» Work to complete: Every line of the records below that holds the word "JSON" should be copied out.

START Data for review

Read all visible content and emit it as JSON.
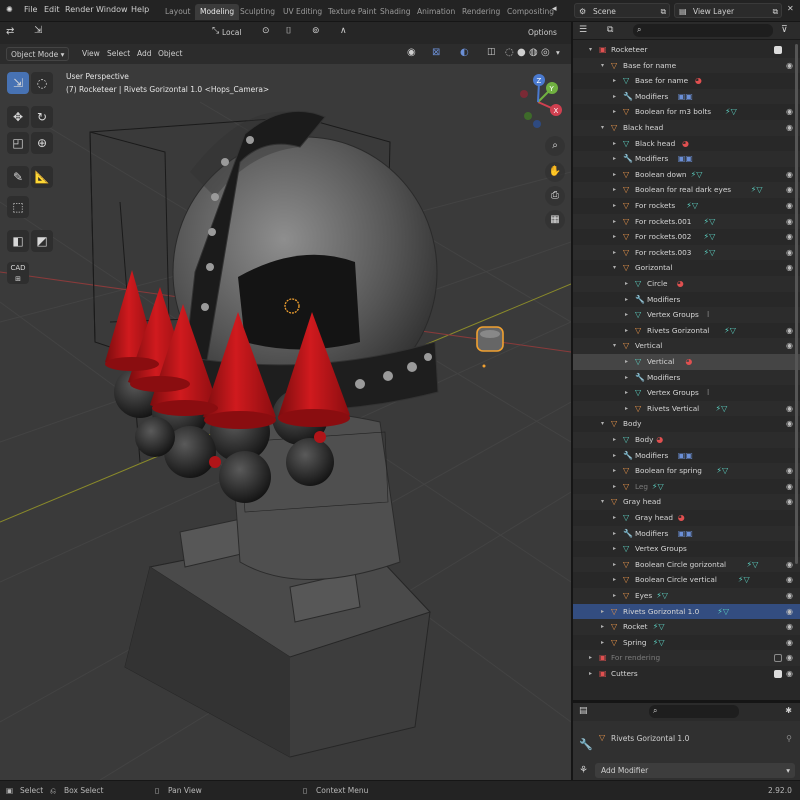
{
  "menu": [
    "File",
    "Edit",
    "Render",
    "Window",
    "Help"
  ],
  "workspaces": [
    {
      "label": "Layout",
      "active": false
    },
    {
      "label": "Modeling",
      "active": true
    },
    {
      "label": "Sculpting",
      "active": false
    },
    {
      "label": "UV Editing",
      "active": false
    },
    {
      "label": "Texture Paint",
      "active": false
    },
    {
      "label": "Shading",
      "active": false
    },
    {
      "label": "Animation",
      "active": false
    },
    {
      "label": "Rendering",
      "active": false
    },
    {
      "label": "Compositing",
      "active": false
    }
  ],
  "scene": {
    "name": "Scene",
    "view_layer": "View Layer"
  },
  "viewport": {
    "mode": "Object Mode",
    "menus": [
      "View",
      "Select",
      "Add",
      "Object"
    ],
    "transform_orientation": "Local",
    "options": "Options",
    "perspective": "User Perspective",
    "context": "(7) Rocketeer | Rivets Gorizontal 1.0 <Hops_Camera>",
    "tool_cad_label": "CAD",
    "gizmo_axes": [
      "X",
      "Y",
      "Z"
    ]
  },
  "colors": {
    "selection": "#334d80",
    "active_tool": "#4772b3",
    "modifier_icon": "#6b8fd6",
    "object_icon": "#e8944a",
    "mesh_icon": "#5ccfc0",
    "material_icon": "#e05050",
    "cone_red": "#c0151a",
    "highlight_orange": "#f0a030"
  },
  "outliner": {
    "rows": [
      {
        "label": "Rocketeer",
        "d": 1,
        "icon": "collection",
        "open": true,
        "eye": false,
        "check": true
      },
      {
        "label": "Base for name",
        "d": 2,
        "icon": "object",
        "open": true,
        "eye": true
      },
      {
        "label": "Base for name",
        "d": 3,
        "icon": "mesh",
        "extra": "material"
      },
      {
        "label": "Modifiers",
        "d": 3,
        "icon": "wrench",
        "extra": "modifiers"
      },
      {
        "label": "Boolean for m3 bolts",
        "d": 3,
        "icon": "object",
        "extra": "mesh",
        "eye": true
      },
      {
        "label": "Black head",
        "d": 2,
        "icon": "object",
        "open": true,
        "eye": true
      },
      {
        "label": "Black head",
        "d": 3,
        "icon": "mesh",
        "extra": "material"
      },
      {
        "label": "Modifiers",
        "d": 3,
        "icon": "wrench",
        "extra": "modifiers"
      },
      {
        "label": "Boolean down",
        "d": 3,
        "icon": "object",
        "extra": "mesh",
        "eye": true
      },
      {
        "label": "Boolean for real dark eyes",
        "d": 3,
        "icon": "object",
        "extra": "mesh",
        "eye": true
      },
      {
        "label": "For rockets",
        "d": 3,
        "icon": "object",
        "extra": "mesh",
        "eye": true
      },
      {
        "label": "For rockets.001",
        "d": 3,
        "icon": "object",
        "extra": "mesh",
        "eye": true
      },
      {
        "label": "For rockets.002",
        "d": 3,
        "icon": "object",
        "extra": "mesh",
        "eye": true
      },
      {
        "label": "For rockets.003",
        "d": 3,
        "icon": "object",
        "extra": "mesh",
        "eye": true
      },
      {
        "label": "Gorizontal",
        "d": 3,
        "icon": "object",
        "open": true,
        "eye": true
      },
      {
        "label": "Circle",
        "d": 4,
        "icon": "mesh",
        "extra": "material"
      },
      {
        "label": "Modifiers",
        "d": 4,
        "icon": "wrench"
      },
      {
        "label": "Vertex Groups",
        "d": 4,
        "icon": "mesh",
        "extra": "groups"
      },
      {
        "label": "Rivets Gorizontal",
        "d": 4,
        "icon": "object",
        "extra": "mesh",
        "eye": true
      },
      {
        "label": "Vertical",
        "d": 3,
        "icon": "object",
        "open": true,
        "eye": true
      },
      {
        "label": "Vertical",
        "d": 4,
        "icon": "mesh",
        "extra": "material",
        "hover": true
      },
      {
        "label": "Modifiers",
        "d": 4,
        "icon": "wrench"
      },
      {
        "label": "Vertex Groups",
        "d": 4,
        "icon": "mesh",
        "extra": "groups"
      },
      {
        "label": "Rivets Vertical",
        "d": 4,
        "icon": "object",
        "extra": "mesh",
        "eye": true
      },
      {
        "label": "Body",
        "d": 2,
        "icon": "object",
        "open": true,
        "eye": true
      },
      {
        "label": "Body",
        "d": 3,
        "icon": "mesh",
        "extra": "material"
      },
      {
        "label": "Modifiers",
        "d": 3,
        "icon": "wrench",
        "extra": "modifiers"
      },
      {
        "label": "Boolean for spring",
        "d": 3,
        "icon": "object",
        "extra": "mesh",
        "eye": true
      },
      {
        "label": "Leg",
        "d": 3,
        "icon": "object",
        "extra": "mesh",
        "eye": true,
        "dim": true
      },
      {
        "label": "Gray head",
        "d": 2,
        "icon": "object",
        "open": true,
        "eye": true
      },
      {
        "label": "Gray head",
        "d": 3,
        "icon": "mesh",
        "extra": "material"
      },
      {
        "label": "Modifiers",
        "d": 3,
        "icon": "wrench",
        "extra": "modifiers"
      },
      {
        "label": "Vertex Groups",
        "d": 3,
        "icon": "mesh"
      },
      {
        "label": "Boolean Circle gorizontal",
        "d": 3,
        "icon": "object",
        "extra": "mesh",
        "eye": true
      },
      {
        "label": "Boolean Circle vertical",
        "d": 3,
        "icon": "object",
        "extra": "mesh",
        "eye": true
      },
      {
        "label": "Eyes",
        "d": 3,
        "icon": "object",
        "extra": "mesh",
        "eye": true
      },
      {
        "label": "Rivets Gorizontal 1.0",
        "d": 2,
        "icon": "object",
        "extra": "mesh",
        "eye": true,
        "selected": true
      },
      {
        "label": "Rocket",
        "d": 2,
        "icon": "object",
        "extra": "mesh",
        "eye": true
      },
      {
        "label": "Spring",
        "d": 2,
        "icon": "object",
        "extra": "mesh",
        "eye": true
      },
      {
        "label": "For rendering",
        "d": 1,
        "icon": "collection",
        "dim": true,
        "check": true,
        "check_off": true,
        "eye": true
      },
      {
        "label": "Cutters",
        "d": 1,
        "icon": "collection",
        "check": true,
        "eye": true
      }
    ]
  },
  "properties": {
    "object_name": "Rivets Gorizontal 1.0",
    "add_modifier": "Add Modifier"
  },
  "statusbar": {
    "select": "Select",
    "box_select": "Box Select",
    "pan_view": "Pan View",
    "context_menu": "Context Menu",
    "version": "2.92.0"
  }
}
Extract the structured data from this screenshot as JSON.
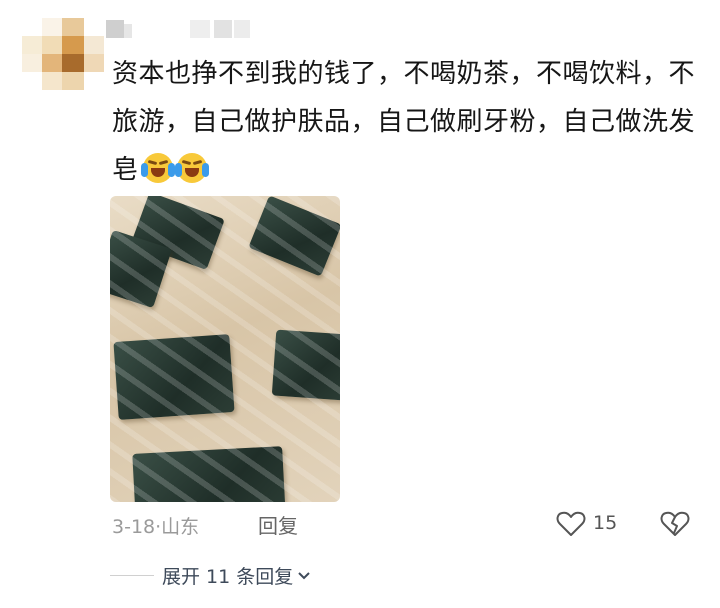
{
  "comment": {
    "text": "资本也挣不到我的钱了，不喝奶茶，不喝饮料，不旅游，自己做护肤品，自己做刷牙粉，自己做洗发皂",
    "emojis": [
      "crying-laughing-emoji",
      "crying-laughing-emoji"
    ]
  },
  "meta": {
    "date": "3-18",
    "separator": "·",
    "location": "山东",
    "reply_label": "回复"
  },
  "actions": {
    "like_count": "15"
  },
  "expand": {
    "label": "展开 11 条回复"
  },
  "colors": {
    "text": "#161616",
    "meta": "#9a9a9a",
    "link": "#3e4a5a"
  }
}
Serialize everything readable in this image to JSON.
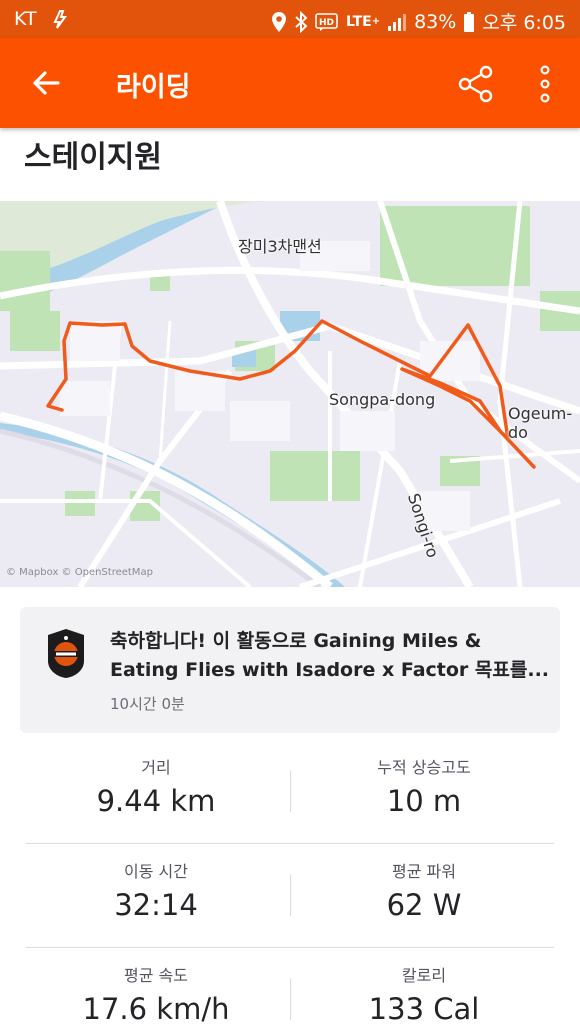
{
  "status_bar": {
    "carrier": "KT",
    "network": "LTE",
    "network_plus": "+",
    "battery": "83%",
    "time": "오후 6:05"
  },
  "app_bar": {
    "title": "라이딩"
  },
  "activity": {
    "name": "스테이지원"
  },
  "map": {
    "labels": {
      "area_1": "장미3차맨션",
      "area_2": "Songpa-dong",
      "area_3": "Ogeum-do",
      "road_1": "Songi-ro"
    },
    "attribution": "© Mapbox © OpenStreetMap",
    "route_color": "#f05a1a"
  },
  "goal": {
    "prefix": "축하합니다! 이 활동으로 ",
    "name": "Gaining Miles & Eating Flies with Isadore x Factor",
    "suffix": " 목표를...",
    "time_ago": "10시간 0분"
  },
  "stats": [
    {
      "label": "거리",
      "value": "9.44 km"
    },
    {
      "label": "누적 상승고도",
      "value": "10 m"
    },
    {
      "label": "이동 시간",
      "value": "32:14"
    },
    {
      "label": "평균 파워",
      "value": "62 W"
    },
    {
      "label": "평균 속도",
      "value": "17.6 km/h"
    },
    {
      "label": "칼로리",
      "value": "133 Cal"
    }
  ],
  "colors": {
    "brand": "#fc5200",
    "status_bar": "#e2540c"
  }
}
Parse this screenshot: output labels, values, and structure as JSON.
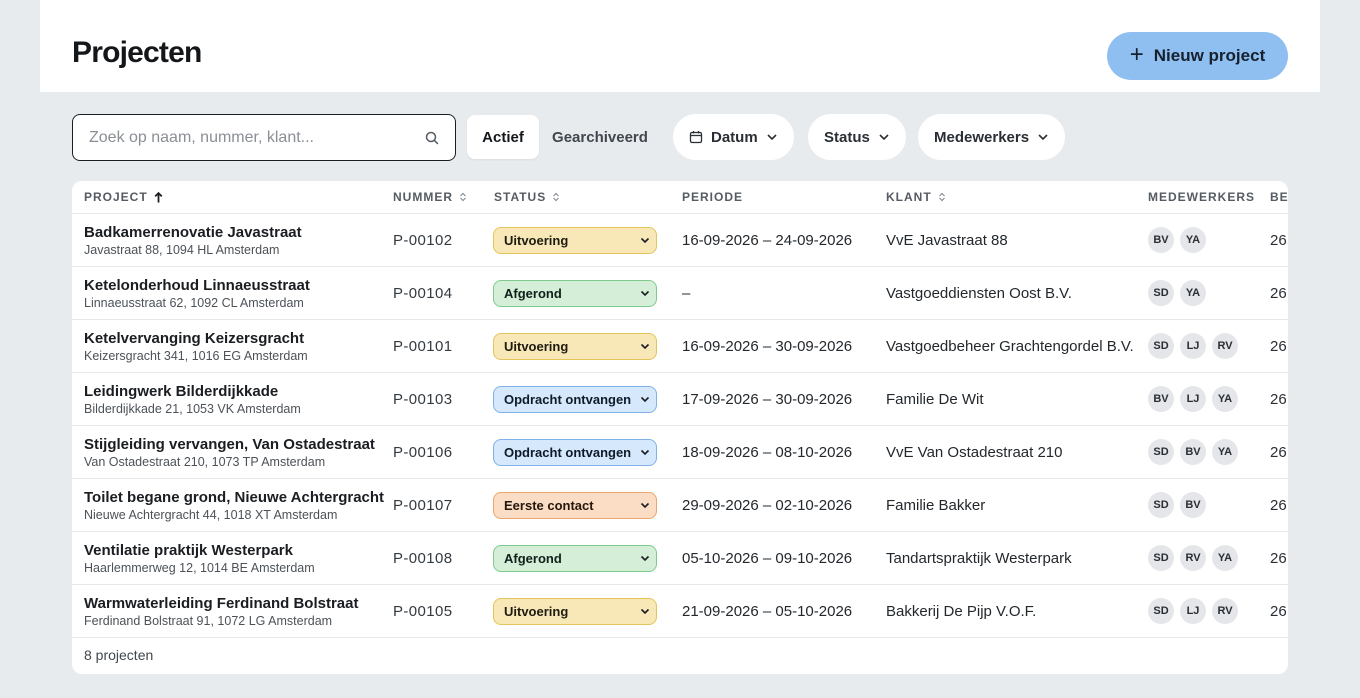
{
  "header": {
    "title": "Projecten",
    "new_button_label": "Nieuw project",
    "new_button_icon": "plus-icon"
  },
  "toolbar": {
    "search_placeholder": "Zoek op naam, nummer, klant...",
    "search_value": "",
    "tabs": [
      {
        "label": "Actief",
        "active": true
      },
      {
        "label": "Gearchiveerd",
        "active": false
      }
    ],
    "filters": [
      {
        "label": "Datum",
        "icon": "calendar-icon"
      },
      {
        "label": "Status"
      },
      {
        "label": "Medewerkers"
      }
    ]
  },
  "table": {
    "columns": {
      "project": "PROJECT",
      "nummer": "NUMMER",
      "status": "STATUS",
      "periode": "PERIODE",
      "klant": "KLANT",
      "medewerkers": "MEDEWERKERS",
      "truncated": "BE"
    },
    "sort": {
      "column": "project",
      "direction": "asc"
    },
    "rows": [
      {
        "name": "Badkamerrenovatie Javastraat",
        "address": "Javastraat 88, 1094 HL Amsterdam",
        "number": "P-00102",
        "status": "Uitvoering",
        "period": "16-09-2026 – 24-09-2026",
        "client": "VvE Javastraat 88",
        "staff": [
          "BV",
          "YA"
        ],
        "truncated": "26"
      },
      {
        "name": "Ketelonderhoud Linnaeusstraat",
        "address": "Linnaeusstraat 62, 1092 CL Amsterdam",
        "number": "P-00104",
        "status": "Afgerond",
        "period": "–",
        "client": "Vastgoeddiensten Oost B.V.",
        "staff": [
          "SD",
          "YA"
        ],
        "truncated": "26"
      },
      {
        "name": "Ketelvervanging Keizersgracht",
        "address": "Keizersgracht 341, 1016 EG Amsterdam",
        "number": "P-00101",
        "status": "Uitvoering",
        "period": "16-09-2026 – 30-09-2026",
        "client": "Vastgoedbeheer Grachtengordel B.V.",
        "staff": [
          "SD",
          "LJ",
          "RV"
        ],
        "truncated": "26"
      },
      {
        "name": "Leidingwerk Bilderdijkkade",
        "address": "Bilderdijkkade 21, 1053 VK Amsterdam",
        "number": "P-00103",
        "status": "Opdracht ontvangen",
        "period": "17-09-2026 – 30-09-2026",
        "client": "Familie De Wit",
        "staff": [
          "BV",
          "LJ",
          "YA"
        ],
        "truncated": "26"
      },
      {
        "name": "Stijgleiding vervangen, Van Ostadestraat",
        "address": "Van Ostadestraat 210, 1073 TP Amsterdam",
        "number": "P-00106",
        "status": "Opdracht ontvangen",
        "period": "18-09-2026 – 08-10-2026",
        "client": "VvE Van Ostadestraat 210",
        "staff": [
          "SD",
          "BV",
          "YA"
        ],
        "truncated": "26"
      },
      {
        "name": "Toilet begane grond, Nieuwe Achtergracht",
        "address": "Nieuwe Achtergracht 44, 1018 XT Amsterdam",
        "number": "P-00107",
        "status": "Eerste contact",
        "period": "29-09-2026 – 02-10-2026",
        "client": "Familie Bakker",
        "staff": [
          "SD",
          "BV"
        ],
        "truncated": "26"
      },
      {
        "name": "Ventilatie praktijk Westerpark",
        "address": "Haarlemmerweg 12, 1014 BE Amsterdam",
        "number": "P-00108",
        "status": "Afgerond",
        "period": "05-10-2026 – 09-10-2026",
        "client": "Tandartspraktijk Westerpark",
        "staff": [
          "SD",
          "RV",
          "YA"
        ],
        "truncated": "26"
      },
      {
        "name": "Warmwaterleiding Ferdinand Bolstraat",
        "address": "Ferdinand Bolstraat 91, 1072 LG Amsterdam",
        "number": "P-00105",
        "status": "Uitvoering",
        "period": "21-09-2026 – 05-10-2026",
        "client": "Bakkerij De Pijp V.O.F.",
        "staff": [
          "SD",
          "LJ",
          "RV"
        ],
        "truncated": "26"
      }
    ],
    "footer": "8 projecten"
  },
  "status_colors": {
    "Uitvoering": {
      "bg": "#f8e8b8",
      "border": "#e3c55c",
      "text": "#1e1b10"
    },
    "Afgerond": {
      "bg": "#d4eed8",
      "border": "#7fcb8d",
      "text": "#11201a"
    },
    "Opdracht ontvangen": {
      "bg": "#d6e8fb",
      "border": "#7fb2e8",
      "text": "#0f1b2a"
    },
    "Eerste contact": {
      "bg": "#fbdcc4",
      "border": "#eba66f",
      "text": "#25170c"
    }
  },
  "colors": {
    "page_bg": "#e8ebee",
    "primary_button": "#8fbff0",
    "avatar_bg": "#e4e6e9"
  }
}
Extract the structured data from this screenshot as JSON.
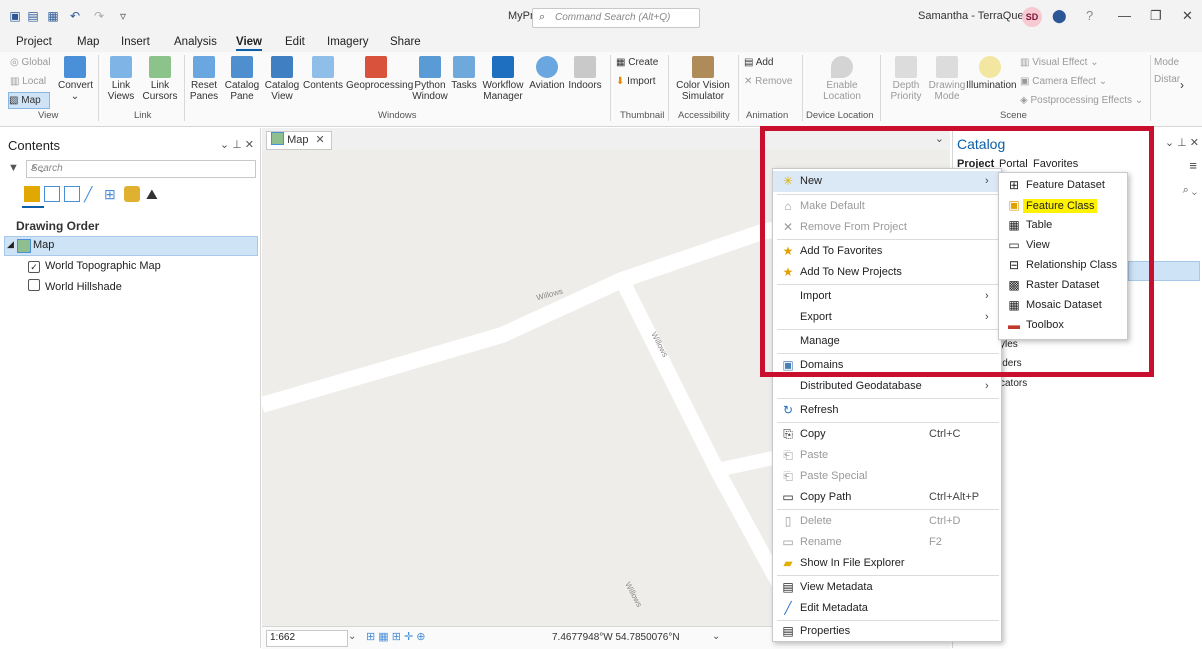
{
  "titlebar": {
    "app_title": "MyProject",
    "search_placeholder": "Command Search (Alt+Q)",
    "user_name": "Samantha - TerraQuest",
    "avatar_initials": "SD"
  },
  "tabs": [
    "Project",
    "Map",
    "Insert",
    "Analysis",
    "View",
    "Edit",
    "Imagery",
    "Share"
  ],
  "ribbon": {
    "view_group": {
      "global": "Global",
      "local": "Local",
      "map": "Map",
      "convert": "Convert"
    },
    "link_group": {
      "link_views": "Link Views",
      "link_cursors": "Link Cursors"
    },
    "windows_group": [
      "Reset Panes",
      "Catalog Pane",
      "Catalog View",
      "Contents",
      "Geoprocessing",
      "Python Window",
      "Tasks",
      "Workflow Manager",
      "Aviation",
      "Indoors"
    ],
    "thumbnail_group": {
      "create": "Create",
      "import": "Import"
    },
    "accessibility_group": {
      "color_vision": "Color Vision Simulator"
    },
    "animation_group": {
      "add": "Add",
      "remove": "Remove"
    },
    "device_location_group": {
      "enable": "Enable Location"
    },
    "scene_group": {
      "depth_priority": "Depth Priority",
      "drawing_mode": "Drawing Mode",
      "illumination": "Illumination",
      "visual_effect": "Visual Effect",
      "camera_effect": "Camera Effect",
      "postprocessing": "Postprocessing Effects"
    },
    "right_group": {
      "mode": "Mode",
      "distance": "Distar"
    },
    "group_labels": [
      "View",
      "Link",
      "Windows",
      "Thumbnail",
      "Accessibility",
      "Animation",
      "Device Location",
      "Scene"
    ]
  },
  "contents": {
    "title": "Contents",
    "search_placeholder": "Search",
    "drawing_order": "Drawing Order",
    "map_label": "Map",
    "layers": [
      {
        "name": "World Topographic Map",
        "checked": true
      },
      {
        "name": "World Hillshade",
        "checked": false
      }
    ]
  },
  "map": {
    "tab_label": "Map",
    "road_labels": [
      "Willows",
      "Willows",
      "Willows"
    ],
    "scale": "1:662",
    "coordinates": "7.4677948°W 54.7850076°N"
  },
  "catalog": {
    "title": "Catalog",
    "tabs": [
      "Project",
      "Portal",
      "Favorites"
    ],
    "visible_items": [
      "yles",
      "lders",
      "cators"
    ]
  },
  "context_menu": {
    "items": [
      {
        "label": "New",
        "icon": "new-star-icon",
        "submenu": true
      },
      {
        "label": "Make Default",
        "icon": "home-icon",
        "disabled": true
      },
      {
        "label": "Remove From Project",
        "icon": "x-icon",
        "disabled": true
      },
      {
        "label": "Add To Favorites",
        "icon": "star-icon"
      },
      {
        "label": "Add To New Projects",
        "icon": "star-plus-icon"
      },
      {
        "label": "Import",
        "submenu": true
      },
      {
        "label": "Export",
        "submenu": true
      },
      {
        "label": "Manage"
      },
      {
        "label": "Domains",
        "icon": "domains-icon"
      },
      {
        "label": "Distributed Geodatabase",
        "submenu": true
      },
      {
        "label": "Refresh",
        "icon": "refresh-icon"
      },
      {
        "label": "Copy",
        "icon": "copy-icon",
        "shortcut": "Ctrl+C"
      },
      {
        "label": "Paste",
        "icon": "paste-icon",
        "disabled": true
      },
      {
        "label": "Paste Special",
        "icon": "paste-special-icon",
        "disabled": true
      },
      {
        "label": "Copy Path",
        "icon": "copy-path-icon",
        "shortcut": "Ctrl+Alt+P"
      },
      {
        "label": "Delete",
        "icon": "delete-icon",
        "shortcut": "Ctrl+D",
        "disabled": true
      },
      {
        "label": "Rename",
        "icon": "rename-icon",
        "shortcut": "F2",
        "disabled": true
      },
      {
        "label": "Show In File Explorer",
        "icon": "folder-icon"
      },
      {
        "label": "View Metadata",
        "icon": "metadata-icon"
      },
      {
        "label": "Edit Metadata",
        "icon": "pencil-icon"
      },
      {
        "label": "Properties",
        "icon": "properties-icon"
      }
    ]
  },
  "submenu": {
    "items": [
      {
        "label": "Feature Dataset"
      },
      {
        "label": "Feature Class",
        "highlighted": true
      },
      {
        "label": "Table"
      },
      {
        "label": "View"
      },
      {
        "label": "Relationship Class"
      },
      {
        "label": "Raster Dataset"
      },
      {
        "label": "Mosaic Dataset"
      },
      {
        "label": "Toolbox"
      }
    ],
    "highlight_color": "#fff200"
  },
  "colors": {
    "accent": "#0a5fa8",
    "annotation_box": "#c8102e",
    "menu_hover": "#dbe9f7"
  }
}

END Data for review

» Answer section:
Read all visible content and emit it as JSON.
Extract the structured data from this screenshot as JSON.
Serialize everything readable in this image to JSON.
Parse this screenshot: output labels, values, and structure as JSON.
Extract the structured data from this screenshot as JSON.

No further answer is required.